IMG_3511                                                                                                                                                                                                                                                                             

Here’s the scene:

             The night was winding down, but I was still energized, which meant trouble, as nothing good happens on a Saturday at 2 AM.

            “What time is it?” Shannon asked, squinting for a clock.

            “It’s time to go,” Carrie said, and around the table, everyone else agreed. I stayed quiet, because I was trying to think.

            We grabbed our coats and my brain mapped out my next move.

            “This way?” Bryan asked and I followed him out the front door. The girls headed toward the back, for the exit there.

            I passed from the warmth into the cold night and sparks kicked up inside my head, an idea was crackling. Bryan said something to me, but I wasn’t paying attention any longer. The cold air had given my vision a chance to ignite, and my focus was all inside my head.

            There was no need to run, but I ran, trying to keep pace with my scheme, trying to get that one last laugh at 2 AM, on a Saturday night, when I’d had plenty already.

            The girls’ conversation was muffled on the other side of the steel door, and I watched it, waiting for the pop of the handle. And when it came, I kicked, and the door flew back. When it popped back open I tried to kick again, but Shannon came flying out.

            “Look what you did!”

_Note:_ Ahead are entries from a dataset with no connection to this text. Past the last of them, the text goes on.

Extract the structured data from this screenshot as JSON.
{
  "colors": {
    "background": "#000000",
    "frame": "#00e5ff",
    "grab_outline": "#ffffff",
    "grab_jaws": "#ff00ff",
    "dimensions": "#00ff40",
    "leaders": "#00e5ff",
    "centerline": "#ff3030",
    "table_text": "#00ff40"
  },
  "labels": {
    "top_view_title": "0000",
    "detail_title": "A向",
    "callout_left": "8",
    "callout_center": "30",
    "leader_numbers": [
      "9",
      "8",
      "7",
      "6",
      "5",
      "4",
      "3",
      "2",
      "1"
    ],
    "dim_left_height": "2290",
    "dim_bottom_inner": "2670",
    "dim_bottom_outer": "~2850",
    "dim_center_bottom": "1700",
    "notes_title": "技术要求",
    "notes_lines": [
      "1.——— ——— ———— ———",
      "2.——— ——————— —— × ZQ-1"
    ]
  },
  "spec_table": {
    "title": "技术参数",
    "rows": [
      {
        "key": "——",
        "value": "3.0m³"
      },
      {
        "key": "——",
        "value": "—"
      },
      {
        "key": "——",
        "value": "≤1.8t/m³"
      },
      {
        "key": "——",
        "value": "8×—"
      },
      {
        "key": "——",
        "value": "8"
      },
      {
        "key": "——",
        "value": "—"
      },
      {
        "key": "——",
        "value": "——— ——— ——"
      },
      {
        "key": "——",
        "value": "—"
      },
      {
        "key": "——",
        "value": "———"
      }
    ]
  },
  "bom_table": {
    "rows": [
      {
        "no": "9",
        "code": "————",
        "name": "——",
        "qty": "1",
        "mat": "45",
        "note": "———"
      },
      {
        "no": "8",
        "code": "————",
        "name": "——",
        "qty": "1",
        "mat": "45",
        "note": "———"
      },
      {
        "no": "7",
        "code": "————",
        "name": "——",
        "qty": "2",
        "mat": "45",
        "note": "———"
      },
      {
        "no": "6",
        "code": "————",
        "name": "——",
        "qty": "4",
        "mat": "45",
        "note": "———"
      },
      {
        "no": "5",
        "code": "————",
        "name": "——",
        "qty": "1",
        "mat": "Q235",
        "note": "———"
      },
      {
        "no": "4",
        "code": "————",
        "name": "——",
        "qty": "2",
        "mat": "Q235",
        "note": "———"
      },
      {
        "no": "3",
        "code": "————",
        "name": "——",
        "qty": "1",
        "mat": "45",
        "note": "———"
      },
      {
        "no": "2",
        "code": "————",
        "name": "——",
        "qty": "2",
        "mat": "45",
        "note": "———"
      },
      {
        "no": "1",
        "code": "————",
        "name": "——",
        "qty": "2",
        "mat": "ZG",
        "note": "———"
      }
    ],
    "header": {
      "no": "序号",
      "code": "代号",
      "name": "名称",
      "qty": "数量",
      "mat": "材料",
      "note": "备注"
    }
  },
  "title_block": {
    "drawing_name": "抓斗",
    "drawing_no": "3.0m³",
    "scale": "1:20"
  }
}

            I looked at her, and she was fine, and so I was confused. Until Carrie stepped out from behind, holding a bloody hand and a fingertip that explained the tears.

            My mind stopped racing. The night crystallized into that one image, and I felt all of my stupidity. Shannon reeled on me, and I braced for the punch.

 

While not the greatest scene I have ever turned in, it’s a jumping off point for this post. You see, it’s more fact than fiction. Some of the details are 100% inaccurate, but the major ones are.

On Saturday night, I broke my wife’s finger, because I was behaving like an idiot. Sadly, this is not a first for me.

I have spent a lot of time making bad choices and then cleaning up after my mistakes, as a child, as a teen, and as an adult. Yes, I’d love to have learned from them all, and not have had to repeat, but that doesn’t seem to be the way my life plays out.

People get quite upset with me when this happens. As did my sister-in-law, Shannon. As did my mother-in-law, who might have been happy had Shannon thrown that punch. And I don’t blame them.

From that moment––when I realized my error––and all throughout the rest of the weekend, I have felt terrible. I still do, and deserve to.

And this is why I think I write Young Adult literature. My life mirrors the idiocy of so many of the fictional teens I create. Trust me, I know that Adult literature contains adults behaving badly, but the kinds of failures there are more often of the moral fiber, and ensuing commentary on such. Young Adult lit is rife with teens testing boundaries, making dumb decisions and then dealing with the aftermath. Certainly there are moral failings, too, but the bulk is about teens lost in the moment, having no foresight for the last step of their plan.

And that describes me, at times, to a T. As Bryan said, after, “For all your smarts, writing books and everything, you sure are stupid sometimes.”

I’ve tried to mature all of myself, past the insane 16-year-old I was. But I realize that may never happen. And I’m not comfortable with that, but also don’t want to spend my life hating myself for my failures––also a hallmark of Young Adult lit.

I will do my best to improve, to see the error of my ways, and will do the same with my characters. But in the end, there are no guarantees, because my characters and I, we have a lot to learn.

*That is, indeed, a picture of my wife’s hand. Still sorry, Carrie. For all of my mishaps.

Siena College Visit

I did not attend Siena College, but have had the good fortune to be invited to speak there by Pendragon, the college’s Literary Magazine Club. I will be giving a presentation on my path to publishing, fielding some Q&A, and then signing after, thanks to the support of Market Block Books. If you want to swing by, check the flyer below or the pertinent details, and I hope to see you there!